    Shadings improve the stability of some notes on woodwind instruments, both in terms of tone color and pitch center. On clarinet, the throat tones vary widely in quality on every instrument. Teaching students to add the right-hand portion of the fingering for F3/C5 is a good starting point for shading and also helps them get over the break more quickly when approaching it from the throat tones.

Applications in the Literature
    A director should become adept at identifying passages in the literature that may create intonation difficulties. In the opening of Incantation and Dance by John Barnes Chance, the entire flute section plays an unaccompanied melody in a low register, which is typically very flat. Every player has to adequately support the sound with a full, fast air stream to ensure that the opening is up to pitch. Otherwise, the clarinet entrance that follows will sound sharp in relation to the flutes, even if the clarinets enter at the correct pitch.

    In Colonial Song by Percy Grainger, the trumpet soloist should lower the A naturals in the melody. This pitch is typically sharp on trumpet but is functioning as the third of the chord in this passage. The player can either use the first valve trigger to lower the standard 1-2 fingering or use the alternate fingering of third valve only. In addition, D5 is typically flat, so the soloist must adequately support the sound to bring it up to pitch.

    A similar dilemma exists for the alto saxophone soloist in the first movement of the Holst First Suite in Eb. Both D and A are typically sharp on alto saxophone, but in this melody they are the tonic and fifth. The D will need to be lowered rather considerably and the A slightly. Both can be accomplished by lowering the jaw slightly. Additionally, the player should strive to hear the melody in his head before he plays it, adequately support his tone, and listen to the flute and oboe soloists to reach a consensus on pitch.

    The challenges of adjusting intonation become more complex in harmonies. Each phrase in the opening section of Chester by William Schuman ends with a sustained cadential chord. The horns are playing D5, which is typically sharp, but is used as a major 3rd here. The third trumpets end their phrase on E4, which is also typically sharp, but is also the third of a major chord. The horns can lip down accordingly or use an alternate fingering, whereas the easiest solution for the trumpets is to use their first valve trigger. Have all players identify their chord tones as follows:

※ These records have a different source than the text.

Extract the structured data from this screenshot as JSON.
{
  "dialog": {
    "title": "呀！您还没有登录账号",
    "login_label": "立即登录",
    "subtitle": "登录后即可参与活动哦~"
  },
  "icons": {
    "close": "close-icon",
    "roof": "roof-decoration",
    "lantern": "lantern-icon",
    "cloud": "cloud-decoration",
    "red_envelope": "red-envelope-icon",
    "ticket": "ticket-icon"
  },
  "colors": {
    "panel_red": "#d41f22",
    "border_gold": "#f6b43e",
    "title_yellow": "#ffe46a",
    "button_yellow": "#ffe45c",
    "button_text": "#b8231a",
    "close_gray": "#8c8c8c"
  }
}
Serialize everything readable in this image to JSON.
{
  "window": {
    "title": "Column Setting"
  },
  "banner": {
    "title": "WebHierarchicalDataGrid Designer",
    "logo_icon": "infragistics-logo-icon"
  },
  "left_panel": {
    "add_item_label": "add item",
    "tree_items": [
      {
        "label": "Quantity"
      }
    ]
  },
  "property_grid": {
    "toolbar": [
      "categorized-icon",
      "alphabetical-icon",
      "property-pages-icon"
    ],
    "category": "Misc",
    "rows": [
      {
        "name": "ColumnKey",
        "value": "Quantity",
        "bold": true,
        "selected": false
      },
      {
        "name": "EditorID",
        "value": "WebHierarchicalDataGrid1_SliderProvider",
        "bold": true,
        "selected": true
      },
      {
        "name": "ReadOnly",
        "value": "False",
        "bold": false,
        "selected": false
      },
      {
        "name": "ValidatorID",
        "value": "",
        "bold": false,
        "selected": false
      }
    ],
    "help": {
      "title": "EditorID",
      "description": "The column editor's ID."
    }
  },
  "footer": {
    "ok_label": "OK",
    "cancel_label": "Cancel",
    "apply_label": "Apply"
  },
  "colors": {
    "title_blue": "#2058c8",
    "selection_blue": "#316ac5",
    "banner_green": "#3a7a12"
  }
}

    A similar example occurs just after the opening in Symphonic Dance No. 3 by Clifton Williams. This part calls for a three-part divisi in piccolos, flutes, and clarinets. The players on all second parts have the major third, which must be lowered to eliminate beats. The third clarinets are sustaining a throat tone A on the root of the chord, so it should be shaded accordingly. Lastly, there is a major seventh marked pianissimo that appears in muted trumpet only. This part usually gets lost in the texture due to the soft dynamic and the unusual dissonance that it creates with the major triad. The first trumpet should be encouraged to play stronger to be heard.

    Grainger’s chorale setting of Irish Tune from County Derry tests an ensemble’s ability to play with beauty of phrasing and expression. It inherently requires great attention to pitch center throughout. For example, the low brass will have to tune carefully in the opening measures. The opening three pitches in trombone and euphonium sound a major third, perfect fourth, and perfect fifth against the pedal C, which the tubist on the lower octave should finger with the fourth valve if the instrument has one. In the second and fourth measures, the trombone and euphonium sustain major thirds against the tuba, so these notes should be lowered accordingly to eliminate beats.

    Learning the pitch tendencies of intervals, how to eliminate beats, the characteristic tendencies of instruments, and when to use alternate fingerings and shadings takes considerable patience and diligence, but over time, it will greatly accelerate perfecting intonation in rehearsals. All efforts toward teaching intonation must serve the higher purpose of making beautiful music.